Security is mostly a
superstition. It does not exist in nature, nor do the children of
men as a whole experience it. Avoiding danger is no safer in the
long run than outright exposure. Life is either a daring adventure,
or nothing. Helen Keller
Akaisha in a longboat on the
Recently I have been
reading a book called Daring Greatly by Brene Brown. You may have
heard of it. The theme of the book is about being vulnerable, taking risks and
being willing to expose ourselves to possible failure. It’s an enlightening read.
I bring this up
because what I want to share is that security has a price.
Everyone speaks about how risk is dangerous and sometimes unthinkable. It seems
that everyone wants unmitigated surety – the 100% guarantee.
But security never
makes one courageous nor does it make a person’s heart sing.
We all want our bases
covered, and none want to be starving or out in the land of the lost.
is an energy about taking a risk with the possibility of failure that adds
dimension to our lives and creates memories that we share with our children and
grandchildren and we can ruminate over when we become old. Having everything laid
out, fully unchallenged with no adversary to overcome makes for a dull story.
To make my point,
here are a few personal examples of big risks I took with my life direction over
In 1971, I was 19
years old and my then 20 year old boyfriend wanted to make
extensive summer motorcycle trip across the country from the Midwest through
a semi-southern route, up the coast of California to Alaska and back again via
northern roads. This sounded like the most exciting thing I could imagine in my
life at that time.
I had $400 dollars
saved and a vinyl, fleece-lined coat my father had given me. My boyfriend had
$500 and a good pair of warm gloves he let me wear when it snowed or rained. We
owned sleeping bags and a tent. He had a 650 Triumph (oh those electrical
problems!), was a good driver and gasoline was 29 cents per gallon.
I was ecstatic.
We ended up traveling
thousands of miles in heavy wind, rain, fog and unbearable heat but also on
perfectly crisp mornings, and amazing sunlit days. We traveled the Alaskan
pipeline before it had been completed and helped a friend build a log cabin
on his property in British Columbia’s Queen Charlotte Islands.
We tested our mettle and
we tested our relationship. Everything survived.
The memories of that
summer don’t fade into oblivion like the summers I worked in the department
store and ate pizza on Friday nights.
I took the courage I

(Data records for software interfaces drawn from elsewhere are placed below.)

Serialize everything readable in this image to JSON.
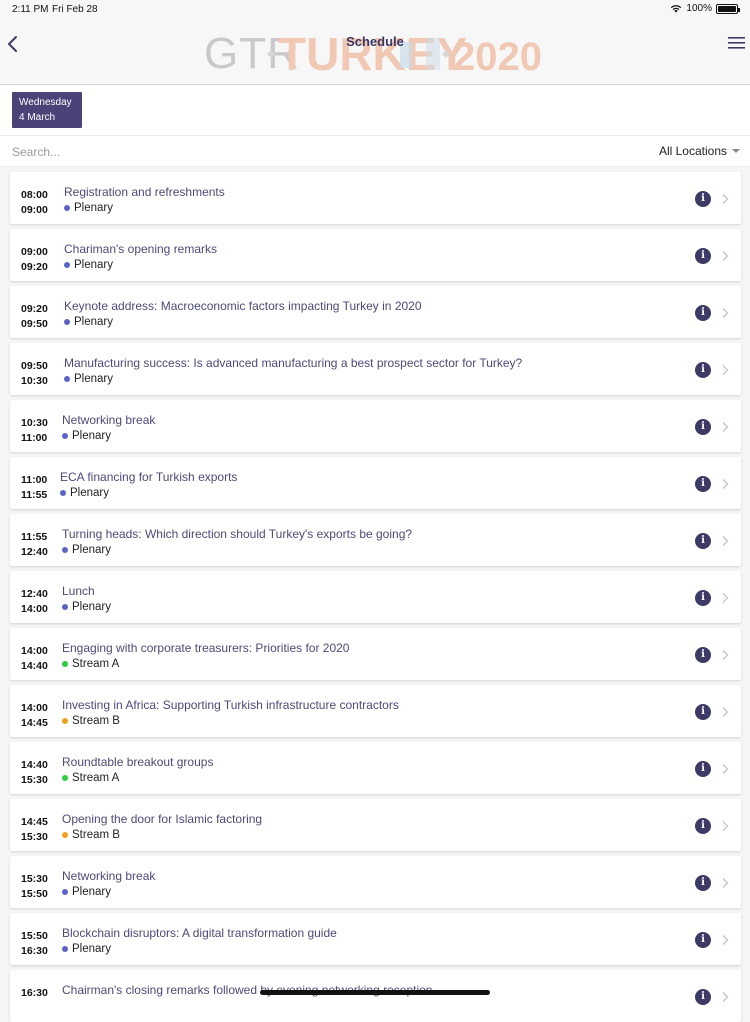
{
  "status_bar": {
    "time": "2:11 PM",
    "date": "Fri Feb 28",
    "battery": "100%"
  },
  "nav": {
    "title": "Schedule",
    "logo_left": "GTR",
    "logo_mid": "TURKEY",
    "logo_right": "2020"
  },
  "date_tab": {
    "weekday": "Wednesday",
    "day": "4 March"
  },
  "search": {
    "placeholder": "Search...",
    "value": ""
  },
  "location_filter": {
    "label": "All Locations"
  },
  "colors": {
    "accent": "#4a4378",
    "plenary": "#5a63c4",
    "stream_a": "#2ecc40",
    "stream_b": "#f0a020"
  },
  "sessions": [
    {
      "start": "08:00",
      "end": "09:00",
      "title": "Registration and refreshments",
      "location": "Plenary",
      "dot_color": "#5a63c4"
    },
    {
      "start": "09:00",
      "end": "09:20",
      "title": "Chariman's opening remarks",
      "location": "Plenary",
      "dot_color": "#5a63c4"
    },
    {
      "start": "09:20",
      "end": "09:50",
      "title": "Keynote address: Macroeconomic factors impacting Turkey in 2020",
      "location": "Plenary",
      "dot_color": "#5a63c4"
    },
    {
      "start": "09:50",
      "end": "10:30",
      "title": "Manufacturing success: Is advanced manufacturing a best prospect sector for Turkey?",
      "location": "Plenary",
      "dot_color": "#5a63c4"
    },
    {
      "start": "10:30",
      "end": "11:00",
      "title": "Networking break",
      "location": "Plenary",
      "dot_color": "#5a63c4"
    },
    {
      "start": "11:00",
      "end": "11:55",
      "title": "ECA financing for Turkish exports",
      "location": "Plenary",
      "dot_color": "#5a63c4"
    },
    {
      "start": "11:55",
      "end": "12:40",
      "title": "Turning heads: Which direction should Turkey's exports be going?",
      "location": "Plenary",
      "dot_color": "#5a63c4"
    },
    {
      "start": "12:40",
      "end": "14:00",
      "title": "Lunch",
      "location": "Plenary",
      "dot_color": "#5a63c4"
    },
    {
      "start": "14:00",
      "end": "14:40",
      "title": "Engaging with corporate treasurers: Priorities for 2020",
      "location": "Stream A",
      "dot_color": "#2ecc40"
    },
    {
      "start": "14:00",
      "end": "14:45",
      "title": "Investing in Africa: Supporting Turkish infrastructure contractors",
      "location": "Stream B",
      "dot_color": "#f0a020"
    },
    {
      "start": "14:40",
      "end": "15:30",
      "title": "Roundtable breakout groups",
      "location": "Stream A",
      "dot_color": "#2ecc40"
    },
    {
      "start": "14:45",
      "end": "15:30",
      "title": "Opening the door for Islamic factoring",
      "location": "Stream B",
      "dot_color": "#f0a020"
    },
    {
      "start": "15:30",
      "end": "15:50",
      "title": "Networking break",
      "location": "Plenary",
      "dot_color": "#5a63c4"
    },
    {
      "start": "15:50",
      "end": "16:30",
      "title": "Blockchain disruptors: A digital transformation guide",
      "location": "Plenary",
      "dot_color": "#5a63c4"
    },
    {
      "start": "16:30",
      "end": "",
      "title": "Chairman's closing remarks followed by evening networking reception",
      "location": "",
      "dot_color": "#5a63c4"
    }
  ]
}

garnered from this trip forward into my future. I found out that I was not a
lightweight, and that quality of spirit has served me many times over the
Buying a restaurant
with no money
Similarly, after a 6
month trip to Europe almost a decade later, my husband Billy and I purchased
a restaurant with some creative family financing. “Everyone” told us we
should not pursue this venture and that we had surely overreached. We were
27 years old and our financial futures were on the line.
Failure wasn’t an option.
Our blood, sweat and
tears paid for that restaurant and it certainly was not an easy career
choice. We did not have holidays off, a 401k program or an employee
sponsored pension. We paid for our own health care.
But on the other hand, we
matured young and built a sense of self-reliance that money can’t purchase.
Blazing a new
In 1991, at the age of 38,
Billy and I decided to
conventional working world and begin traveling the globe. We sold our
businesses, our home, cars and all of our belongings to venture out in uncharted
My mother was critical and
frightened, my father, secretly jealous. Our friends told us we were committing
financial and social suicide. Who would leave perfectly good jobs and a gorgeous
home a quarter mile from the ocean in Central California?
But we saw it differently.
The home, mortgage, cars and the
collecting of “stuff” felt oppressive. We wanted adventure. Crossing
oceans, experiencing people of different cultures, viewing vast geographical
contrast and tasting cuisine outside of our defined norm energized us.
Almost three decades later we are
still living our chosen lifestyle of wanderlust.
We hold the perspective that if
there is a choice between taking a risk that will enrich our lives or staying
put in entrenched security, we should take the risk.
If you were to look back on your
life, the colorful, most outstanding memories are the ones where you reached for
the stars, where you put yourself on the line and took a personal or
I guess my point is that risk has
a price but so does security. I think risk pays better.